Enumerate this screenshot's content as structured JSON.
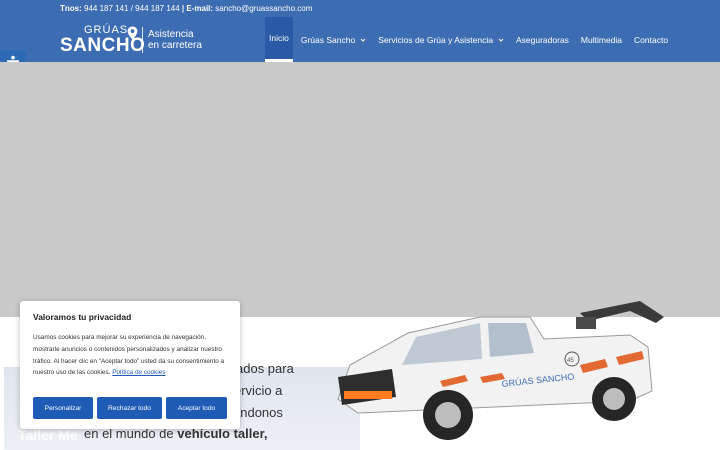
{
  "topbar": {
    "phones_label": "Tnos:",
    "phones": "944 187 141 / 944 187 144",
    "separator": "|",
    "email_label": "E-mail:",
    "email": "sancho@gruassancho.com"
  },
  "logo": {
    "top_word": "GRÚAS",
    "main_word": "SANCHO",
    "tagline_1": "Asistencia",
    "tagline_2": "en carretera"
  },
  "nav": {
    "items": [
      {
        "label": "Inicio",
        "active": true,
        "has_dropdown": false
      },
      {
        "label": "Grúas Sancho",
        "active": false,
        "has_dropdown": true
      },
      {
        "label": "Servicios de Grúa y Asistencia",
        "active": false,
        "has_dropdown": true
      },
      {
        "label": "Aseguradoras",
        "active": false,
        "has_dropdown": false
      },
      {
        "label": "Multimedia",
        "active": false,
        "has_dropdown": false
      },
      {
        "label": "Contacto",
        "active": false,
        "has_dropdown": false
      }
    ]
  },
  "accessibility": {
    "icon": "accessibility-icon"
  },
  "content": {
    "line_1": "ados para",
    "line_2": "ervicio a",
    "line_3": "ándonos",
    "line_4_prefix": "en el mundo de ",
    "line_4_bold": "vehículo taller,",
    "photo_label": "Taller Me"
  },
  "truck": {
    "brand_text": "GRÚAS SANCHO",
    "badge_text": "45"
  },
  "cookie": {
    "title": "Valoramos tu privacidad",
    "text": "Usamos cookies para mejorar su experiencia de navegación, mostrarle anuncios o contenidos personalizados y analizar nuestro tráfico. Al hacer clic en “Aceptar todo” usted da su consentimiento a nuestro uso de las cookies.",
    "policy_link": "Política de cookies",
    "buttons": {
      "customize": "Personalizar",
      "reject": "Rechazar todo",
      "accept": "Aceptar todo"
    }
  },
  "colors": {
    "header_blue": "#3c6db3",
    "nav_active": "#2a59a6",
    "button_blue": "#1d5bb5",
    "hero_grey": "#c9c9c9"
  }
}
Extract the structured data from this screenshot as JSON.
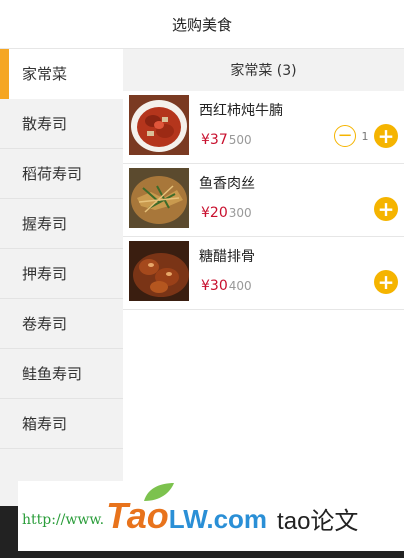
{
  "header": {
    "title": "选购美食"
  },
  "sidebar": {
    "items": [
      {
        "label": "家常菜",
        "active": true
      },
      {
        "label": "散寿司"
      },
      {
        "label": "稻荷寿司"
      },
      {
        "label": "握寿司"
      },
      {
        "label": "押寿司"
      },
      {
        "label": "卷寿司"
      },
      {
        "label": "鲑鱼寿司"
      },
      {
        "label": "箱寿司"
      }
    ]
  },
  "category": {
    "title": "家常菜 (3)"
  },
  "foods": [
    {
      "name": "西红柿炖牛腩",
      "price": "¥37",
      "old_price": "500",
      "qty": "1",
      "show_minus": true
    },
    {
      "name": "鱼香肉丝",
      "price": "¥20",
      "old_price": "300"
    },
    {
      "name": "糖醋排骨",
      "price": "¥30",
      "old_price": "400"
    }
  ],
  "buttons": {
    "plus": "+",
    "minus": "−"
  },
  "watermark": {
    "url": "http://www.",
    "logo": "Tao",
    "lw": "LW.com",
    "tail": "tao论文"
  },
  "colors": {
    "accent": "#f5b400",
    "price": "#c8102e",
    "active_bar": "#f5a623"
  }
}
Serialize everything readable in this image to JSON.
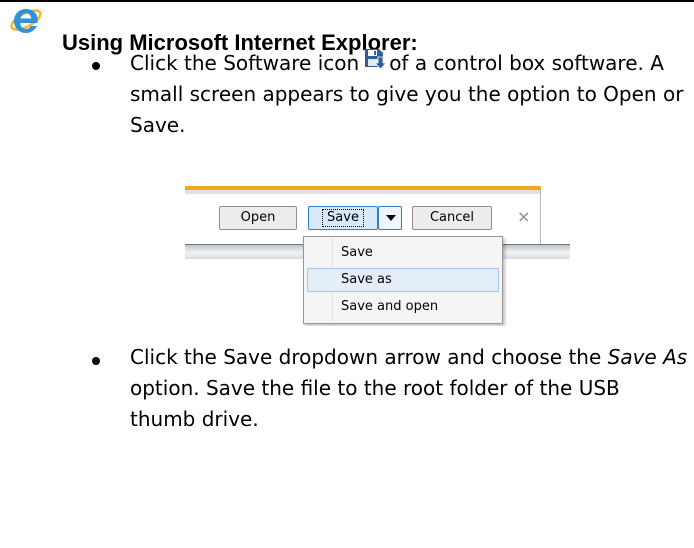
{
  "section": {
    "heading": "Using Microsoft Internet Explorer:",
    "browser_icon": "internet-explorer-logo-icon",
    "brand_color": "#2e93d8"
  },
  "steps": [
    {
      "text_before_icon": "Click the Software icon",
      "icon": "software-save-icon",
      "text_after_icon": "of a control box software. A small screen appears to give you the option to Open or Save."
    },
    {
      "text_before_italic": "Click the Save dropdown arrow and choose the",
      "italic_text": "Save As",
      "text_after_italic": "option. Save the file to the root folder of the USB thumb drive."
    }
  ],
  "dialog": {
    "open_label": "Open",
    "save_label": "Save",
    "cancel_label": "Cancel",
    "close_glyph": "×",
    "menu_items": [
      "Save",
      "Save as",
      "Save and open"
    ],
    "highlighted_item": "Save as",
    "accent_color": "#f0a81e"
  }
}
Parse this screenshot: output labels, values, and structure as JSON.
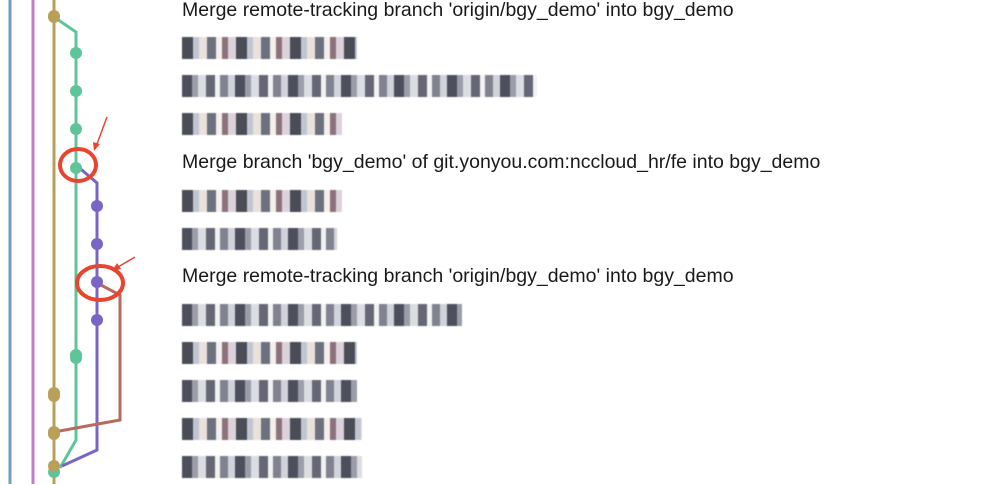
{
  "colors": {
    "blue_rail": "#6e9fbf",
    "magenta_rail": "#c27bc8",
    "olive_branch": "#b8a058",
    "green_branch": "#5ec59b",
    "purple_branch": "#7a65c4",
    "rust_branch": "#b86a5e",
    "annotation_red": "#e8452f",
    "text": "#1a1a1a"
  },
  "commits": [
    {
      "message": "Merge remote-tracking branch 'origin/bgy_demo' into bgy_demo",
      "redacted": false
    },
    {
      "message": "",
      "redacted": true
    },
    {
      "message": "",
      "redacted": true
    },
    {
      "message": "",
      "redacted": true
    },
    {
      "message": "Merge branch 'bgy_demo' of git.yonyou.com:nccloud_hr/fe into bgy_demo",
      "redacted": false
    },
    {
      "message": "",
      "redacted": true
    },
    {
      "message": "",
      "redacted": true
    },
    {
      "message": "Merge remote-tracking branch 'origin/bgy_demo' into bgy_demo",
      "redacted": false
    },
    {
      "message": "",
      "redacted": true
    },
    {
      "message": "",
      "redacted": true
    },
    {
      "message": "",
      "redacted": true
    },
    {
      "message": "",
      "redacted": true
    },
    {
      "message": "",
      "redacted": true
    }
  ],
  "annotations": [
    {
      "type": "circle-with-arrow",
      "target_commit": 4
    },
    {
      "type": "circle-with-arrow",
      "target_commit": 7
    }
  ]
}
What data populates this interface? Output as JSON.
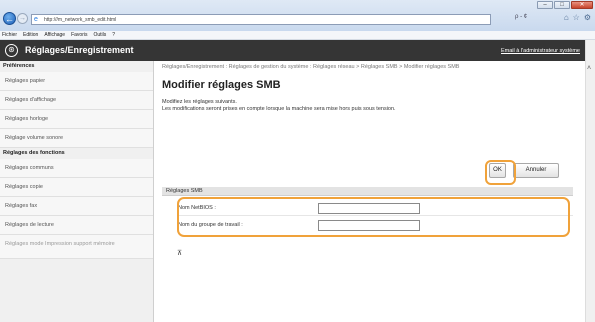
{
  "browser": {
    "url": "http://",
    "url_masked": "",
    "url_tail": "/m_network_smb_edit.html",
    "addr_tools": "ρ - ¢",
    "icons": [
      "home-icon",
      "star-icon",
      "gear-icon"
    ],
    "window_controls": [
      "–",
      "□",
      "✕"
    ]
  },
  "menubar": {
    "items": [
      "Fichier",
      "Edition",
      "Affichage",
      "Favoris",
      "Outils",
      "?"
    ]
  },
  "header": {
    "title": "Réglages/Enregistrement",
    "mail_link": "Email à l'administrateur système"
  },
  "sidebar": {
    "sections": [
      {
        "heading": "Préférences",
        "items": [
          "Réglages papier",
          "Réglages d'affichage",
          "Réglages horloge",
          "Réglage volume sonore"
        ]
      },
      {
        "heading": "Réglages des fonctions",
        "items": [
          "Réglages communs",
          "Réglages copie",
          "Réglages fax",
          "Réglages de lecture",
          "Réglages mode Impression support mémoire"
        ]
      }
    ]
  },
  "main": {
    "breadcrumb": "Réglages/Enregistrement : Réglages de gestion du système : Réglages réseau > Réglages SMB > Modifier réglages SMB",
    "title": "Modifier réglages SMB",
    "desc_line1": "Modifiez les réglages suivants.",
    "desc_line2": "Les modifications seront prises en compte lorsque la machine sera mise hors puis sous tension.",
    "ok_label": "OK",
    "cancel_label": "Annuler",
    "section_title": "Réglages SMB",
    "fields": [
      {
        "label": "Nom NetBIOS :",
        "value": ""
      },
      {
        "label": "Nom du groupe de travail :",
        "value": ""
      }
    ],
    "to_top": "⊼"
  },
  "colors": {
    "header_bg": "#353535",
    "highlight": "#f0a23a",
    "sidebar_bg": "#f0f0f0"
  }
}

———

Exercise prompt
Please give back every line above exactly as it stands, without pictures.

Answer to this exercise
Enumerate this screenshot's content as structured JSON.
{
  "topbar": {
    "phones_label": "Tnos:",
    "phones": "944 187 141 / 944 187 144",
    "separator": "|",
    "email_label": "E-mail:",
    "email": "sancho@gruassancho.com"
  },
  "logo": {
    "top_word": "GRÚAS",
    "main_word": "SANCHO",
    "tagline_1": "Asistencia",
    "tagline_2": "en carretera"
  },
  "nav": {
    "items": [
      {
        "label": "Inicio",
        "active": true,
        "has_dropdown": false
      },
      {
        "label": "Grúas Sancho",
        "active": false,
        "has_dropdown": true
      },
      {
        "label": "Servicios de Grúa y Asistencia",
        "active": false,
        "has_dropdown": true
      },
      {
        "label": "Aseguradoras",
        "active": false,
        "has_dropdown": false
      },
      {
        "label": "Multimedia",
        "active": false,
        "has_dropdown": false
      },
      {
        "label": "Contacto",
        "active": false,
        "has_dropdown": false
      }
    ]
  },
  "accessibility": {
    "icon": "accessibility-icon"
  },
  "content": {
    "line_1": "ados para",
    "line_2": "ervicio a",
    "line_3": "ándonos",
    "line_4_prefix": "en el mundo de ",
    "line_4_bold": "vehículo taller,",
    "photo_label": "Taller Me"
  },
  "truck": {
    "brand_text": "GRÚAS SANCHO",
    "badge_text": "45"
  },
  "cookie": {
    "title": "Valoramos tu privacidad",
    "text": "Usamos cookies para mejorar su experiencia de navegación, mostrarle anuncios o contenidos personalizados y analizar nuestro tráfico. Al hacer clic en “Aceptar todo” usted da su consentimiento a nuestro uso de las cookies.",
    "policy_link": "Política de cookies",
    "buttons": {
      "customize": "Personalizar",
      "reject": "Rechazar todo",
      "accept": "Aceptar todo"
    }
  },
  "colors": {
    "header_blue": "#3c6db3",
    "nav_active": "#2a59a6",
    "button_blue": "#1d5bb5",
    "hero_grey": "#c9c9c9"
  }
}
Extract the structured data from this screenshot as JSON.
{
  "header": {
    "title": "选购美食"
  },
  "sidebar": {
    "items": [
      {
        "label": "家常菜",
        "active": true
      },
      {
        "label": "散寿司"
      },
      {
        "label": "稻荷寿司"
      },
      {
        "label": "握寿司"
      },
      {
        "label": "押寿司"
      },
      {
        "label": "卷寿司"
      },
      {
        "label": "鲑鱼寿司"
      },
      {
        "label": "箱寿司"
      }
    ]
  },
  "category": {
    "title": "家常菜 (3)"
  },
  "foods": [
    {
      "name": "西红柿炖牛腩",
      "price": "¥37",
      "old_price": "500",
      "qty": "1",
      "show_minus": true
    },
    {
      "name": "鱼香肉丝",
      "price": "¥20",
      "old_price": "300"
    },
    {
      "name": "糖醋排骨",
      "price": "¥30",
      "old_price": "400"
    }
  ],
  "buttons": {
    "plus": "+",
    "minus": "−"
  },
  "watermark": {
    "url": "http://www.",
    "logo": "Tao",
    "lw": "LW.com",
    "tail": "tao论文"
  },
  "colors": {
    "accent": "#f5b400",
    "price": "#c8102e",
    "active_bar": "#f5a623"
  }
}
Serialize everything readable in this image to JSON.
{
  "section": {
    "heading": "Using Microsoft Internet Explorer:",
    "browser_icon": "internet-explorer-logo-icon",
    "brand_color": "#2e93d8"
  },
  "steps": [
    {
      "text_before_icon": "Click the Software icon",
      "icon": "software-save-icon",
      "text_after_icon": "of a control box software. A small screen appears to give you the option to Open or Save."
    },
    {
      "text_before_italic": "Click the Save dropdown arrow and choose the",
      "italic_text": "Save As",
      "text_after_italic": "option. Save the file to the root folder of the USB thumb drive."
    }
  ],
  "dialog": {
    "open_label": "Open",
    "save_label": "Save",
    "cancel_label": "Cancel",
    "close_glyph": "×",
    "menu_items": [
      "Save",
      "Save as",
      "Save and open"
    ],
    "highlighted_item": "Save as",
    "accent_color": "#f0a81e"
  }
}
Parse this screenshot: output labels, values, and structure as JSON.
{
  "colors": {
    "blue_rail": "#6e9fbf",
    "magenta_rail": "#c27bc8",
    "olive_branch": "#b8a058",
    "green_branch": "#5ec59b",
    "purple_branch": "#7a65c4",
    "rust_branch": "#b86a5e",
    "annotation_red": "#e8452f",
    "text": "#1a1a1a"
  },
  "commits": [
    {
      "message": "Merge remote-tracking branch 'origin/bgy_demo' into bgy_demo",
      "redacted": false
    },
    {
      "message": "",
      "redacted": true
    },
    {
      "message": "",
      "redacted": true
    },
    {
      "message": "",
      "redacted": true
    },
    {
      "message": "Merge branch 'bgy_demo' of git.yonyou.com:nccloud_hr/fe into bgy_demo",
      "redacted": false
    },
    {
      "message": "",
      "redacted": true
    },
    {
      "message": "",
      "redacted": true
    },
    {
      "message": "Merge remote-tracking branch 'origin/bgy_demo' into bgy_demo",
      "redacted": false
    },
    {
      "message": "",
      "redacted": true
    },
    {
      "message": "",
      "redacted": true
    },
    {
      "message": "",
      "redacted": true
    },
    {
      "message": "",
      "redacted": true
    },
    {
      "message": "",
      "redacted": true
    }
  ],
  "annotations": [
    {
      "type": "circle-with-arrow",
      "target_commit": 4
    },
    {
      "type": "circle-with-arrow",
      "target_commit": 7
    }
  ]
}
What data populates this interface? Output as JSON.
{
  "browser": {
    "url": "http://",
    "url_masked": "",
    "url_tail": "/m_network_smb_edit.html",
    "addr_tools": "ρ - ¢",
    "icons": [
      "home-icon",
      "star-icon",
      "gear-icon"
    ],
    "window_controls": [
      "–",
      "□",
      "✕"
    ]
  },
  "menubar": {
    "items": [
      "Fichier",
      "Edition",
      "Affichage",
      "Favoris",
      "Outils",
      "?"
    ]
  },
  "header": {
    "title": "Réglages/Enregistrement",
    "mail_link": "Email à l'administrateur système"
  },
  "sidebar": {
    "sections": [
      {
        "heading": "Préférences",
        "items": [
          "Réglages papier",
          "Réglages d'affichage",
          "Réglages horloge",
          "Réglage volume sonore"
        ]
      },
      {
        "heading": "Réglages des fonctions",
        "items": [
          "Réglages communs",
          "Réglages copie",
          "Réglages fax",
          "Réglages de lecture",
          "Réglages mode Impression support mémoire"
        ]
      }
    ]
  },
  "main": {
    "breadcrumb": "Réglages/Enregistrement : Réglages de gestion du système : Réglages réseau > Réglages SMB > Modifier réglages SMB",
    "title": "Modifier réglages SMB",
    "desc_line1": "Modifiez les réglages suivants.",
    "desc_line2": "Les modifications seront prises en compte lorsque la machine sera mise hors puis sous tension.",
    "ok_label": "OK",
    "cancel_label": "Annuler",
    "section_title": "Réglages SMB",
    "fields": [
      {
        "label": "Nom NetBIOS :",
        "value": ""
      },
      {
        "label": "Nom du groupe de travail :",
        "value": ""
      }
    ],
    "to_top": "⊼"
  },
  "colors": {
    "header_bg": "#353535",
    "highlight": "#f0a23a",
    "sidebar_bg": "#f0f0f0"
  }
}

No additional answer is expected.